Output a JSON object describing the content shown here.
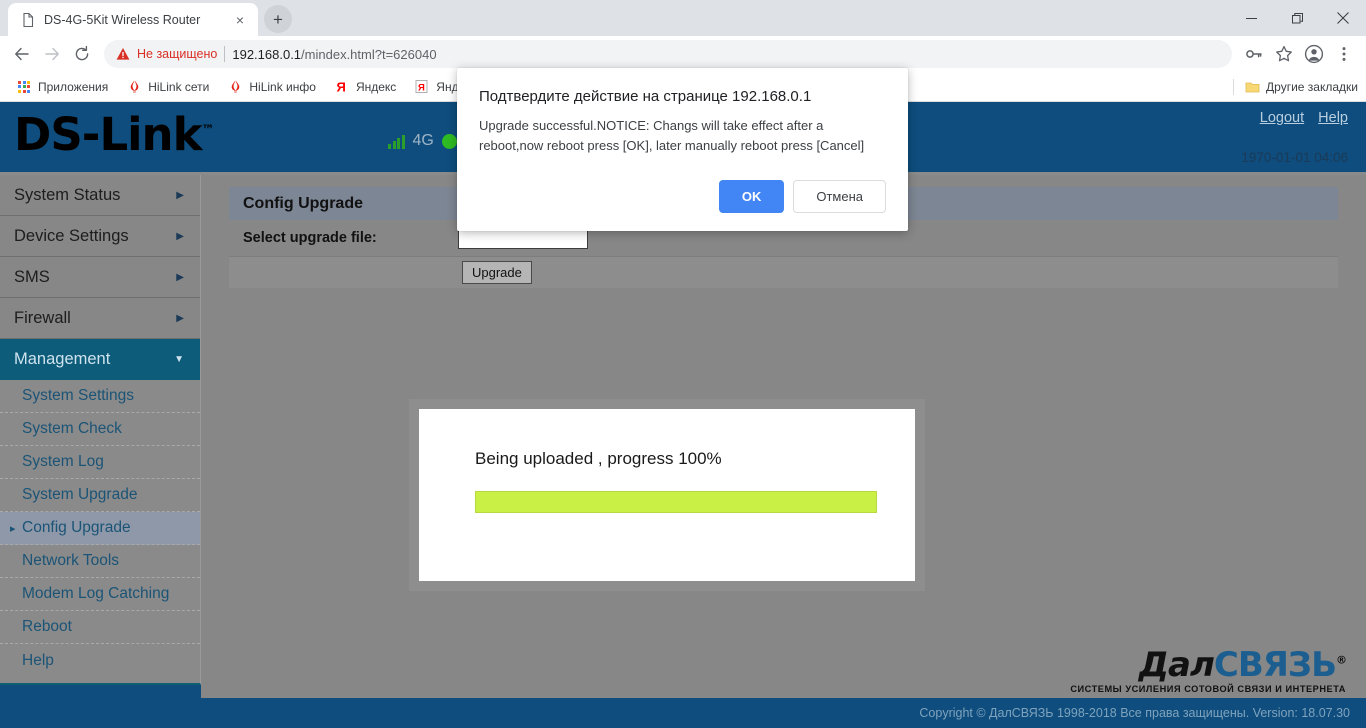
{
  "browser": {
    "tab": {
      "title": "DS-4G-5Kit Wireless Router",
      "favicon": "page-icon",
      "close": "×"
    },
    "new_tab_label": "+",
    "window_controls": {
      "minimize": "minimize-icon",
      "restore": "restore-icon",
      "close": "close-icon"
    },
    "nav": {
      "back": "back-arrow-icon",
      "forward": "forward-arrow-icon",
      "reload": "reload-icon"
    },
    "omnibox": {
      "security_label": "Не защищено",
      "url_host": "192.168.0.1",
      "url_path": "/mindex.html?t=626040"
    },
    "toolbar_icons": [
      "key-icon",
      "star-icon",
      "profile-icon",
      "menu-icon"
    ],
    "bookmarks": [
      {
        "label": "Приложения",
        "icon": "apps-grid-icon"
      },
      {
        "label": "HiLink сети",
        "icon": "huawei-icon"
      },
      {
        "label": "HiLink инфо",
        "icon": "huawei-icon"
      },
      {
        "label": "Яндекс",
        "icon": "yandex-icon"
      },
      {
        "label": "Янде",
        "icon": "yandex-box-icon"
      }
    ],
    "other_bookmarks": {
      "label": "Другие закладки",
      "icon": "folder-icon"
    }
  },
  "site": {
    "logo": {
      "text": "DS-Link",
      "tm": "™"
    },
    "status": {
      "signal": "signal-bars-icon",
      "network": "4G",
      "led": "status-led-icon"
    },
    "links": {
      "logout": "Logout",
      "help": "Help"
    },
    "datetime": "1970-01-01 04:06"
  },
  "sidebar": {
    "menu": [
      {
        "label": "System Status",
        "caret": "▶",
        "active": false
      },
      {
        "label": "Device Settings",
        "caret": "▶",
        "active": false
      },
      {
        "label": "SMS",
        "caret": "▶",
        "active": false
      },
      {
        "label": "Firewall",
        "caret": "▶",
        "active": false
      },
      {
        "label": "Management",
        "caret": "▼",
        "active": true
      }
    ],
    "submenu": [
      {
        "label": "System Settings",
        "selected": false
      },
      {
        "label": "System Check",
        "selected": false
      },
      {
        "label": "System Log",
        "selected": false
      },
      {
        "label": "System Upgrade",
        "selected": false
      },
      {
        "label": "Config Upgrade",
        "selected": true
      },
      {
        "label": "Network Tools",
        "selected": false
      },
      {
        "label": "Modem Log Catching",
        "selected": false
      },
      {
        "label": "Reboot",
        "selected": false
      },
      {
        "label": "Help",
        "selected": false
      }
    ]
  },
  "main": {
    "panel_title": "Config Upgrade",
    "file_label": "Select upgrade file:",
    "file_value": "",
    "upgrade_button": "Upgrade"
  },
  "progress": {
    "text": "Being uploaded , progress 100%",
    "percent": 100,
    "fill_color": "#c8f045"
  },
  "dialog": {
    "title": "Подтвердите действие на странице 192.168.0.1",
    "message": "Upgrade successful.NOTICE: Changs will take effect after a reboot,now reboot press [OK], later manually reboot press [Cancel]",
    "ok": "OK",
    "cancel": "Отмена",
    "ok_color": "#4285f4"
  },
  "footer": {
    "brand": {
      "part1": "Дал",
      "part2": "СВЯЗЬ",
      "reg": "®"
    },
    "tagline": "СИСТЕМЫ УСИЛЕНИЯ СОТОВОЙ СВЯЗИ И ИНТЕРНЕТА",
    "copyright": "Copyright © ДалСВЯЗЬ 1998-2018 Все права защищены. Version: 18.07.30"
  }
}
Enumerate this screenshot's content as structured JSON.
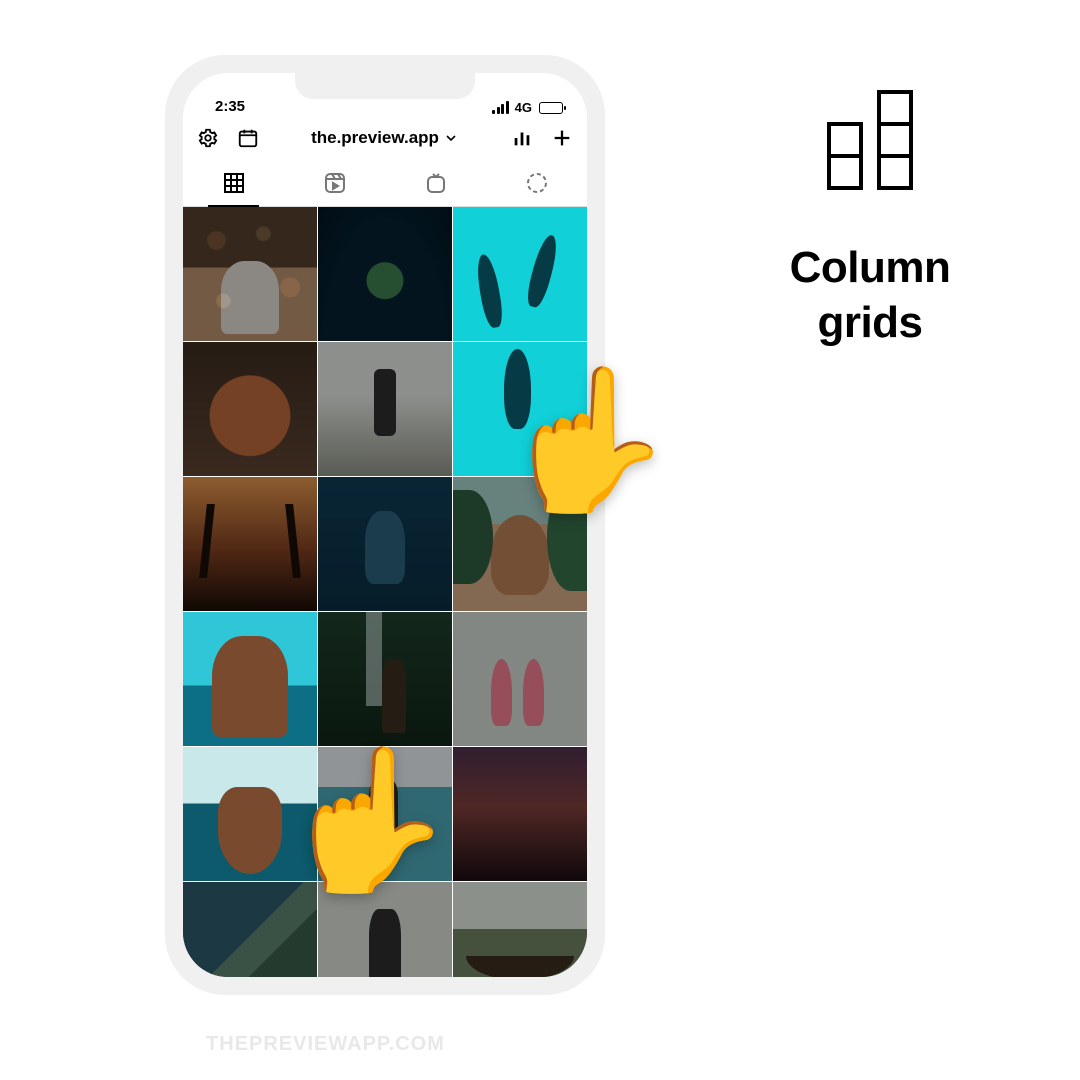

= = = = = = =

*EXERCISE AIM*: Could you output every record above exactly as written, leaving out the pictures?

*EXERCISE OUTPUT*:
Output a JSON object describing the content shown here.
{
  "browser": {
    "tab": {
      "title": "DS-4G-5Kit Wireless Router",
      "favicon": "page-icon",
      "close": "×"
    },
    "new_tab_label": "+",
    "window_controls": {
      "minimize": "minimize-icon",
      "restore": "restore-icon",
      "close": "close-icon"
    },
    "nav": {
      "back": "back-arrow-icon",
      "forward": "forward-arrow-icon",
      "reload": "reload-icon"
    },
    "omnibox": {
      "security_label": "Не защищено",
      "url_host": "192.168.0.1",
      "url_path": "/mindex.html?t=626040"
    },
    "toolbar_icons": [
      "key-icon",
      "star-icon",
      "profile-icon",
      "menu-icon"
    ],
    "bookmarks": [
      {
        "label": "Приложения",
        "icon": "apps-grid-icon"
      },
      {
        "label": "HiLink сети",
        "icon": "huawei-icon"
      },
      {
        "label": "HiLink инфо",
        "icon": "huawei-icon"
      },
      {
        "label": "Яндекс",
        "icon": "yandex-icon"
      },
      {
        "label": "Янде",
        "icon": "yandex-box-icon"
      }
    ],
    "other_bookmarks": {
      "label": "Другие закладки",
      "icon": "folder-icon"
    }
  },
  "site": {
    "logo": {
      "text": "DS-Link",
      "tm": "™"
    },
    "status": {
      "signal": "signal-bars-icon",
      "network": "4G",
      "led": "status-led-icon"
    },
    "links": {
      "logout": "Logout",
      "help": "Help"
    },
    "datetime": "1970-01-01 04:06"
  },
  "sidebar": {
    "menu": [
      {
        "label": "System Status",
        "caret": "▶",
        "active": false
      },
      {
        "label": "Device Settings",
        "caret": "▶",
        "active": false
      },
      {
        "label": "SMS",
        "caret": "▶",
        "active": false
      },
      {
        "label": "Firewall",
        "caret": "▶",
        "active": false
      },
      {
        "label": "Management",
        "caret": "▼",
        "active": true
      }
    ],
    "submenu": [
      {
        "label": "System Settings",
        "selected": false
      },
      {
        "label": "System Check",
        "selected": false
      },
      {
        "label": "System Log",
        "selected": false
      },
      {
        "label": "System Upgrade",
        "selected": false
      },
      {
        "label": "Config Upgrade",
        "selected": true
      },
      {
        "label": "Network Tools",
        "selected": false
      },
      {
        "label": "Modem Log Catching",
        "selected": false
      },
      {
        "label": "Reboot",
        "selected": false
      },
      {
        "label": "Help",
        "selected": false
      }
    ]
  },
  "main": {
    "panel_title": "Config Upgrade",
    "file_label": "Select upgrade file:",
    "file_value": "",
    "upgrade_button": "Upgrade"
  },
  "progress": {
    "text": "Being uploaded , progress 100%",
    "percent": 100,
    "fill_color": "#c8f045"
  },
  "dialog": {
    "title": "Подтвердите действие на странице 192.168.0.1",
    "message": "Upgrade successful.NOTICE: Changs will take effect after a reboot,now reboot press [OK], later manually reboot press [Cancel]",
    "ok": "OK",
    "cancel": "Отмена",
    "ok_color": "#4285f4"
  },
  "footer": {
    "brand": {
      "part1": "Дал",
      "part2": "СВЯЗЬ",
      "reg": "®"
    },
    "tagline": "СИСТЕМЫ УСИЛЕНИЯ СОТОВОЙ СВЯЗИ И ИНТЕРНЕТА",
    "copyright": "Copyright © ДалСВЯЗЬ 1998-2018 Все права защищены. Version: 18.07.30"
  }
}
Enumerate this screenshot's content as structured JSON.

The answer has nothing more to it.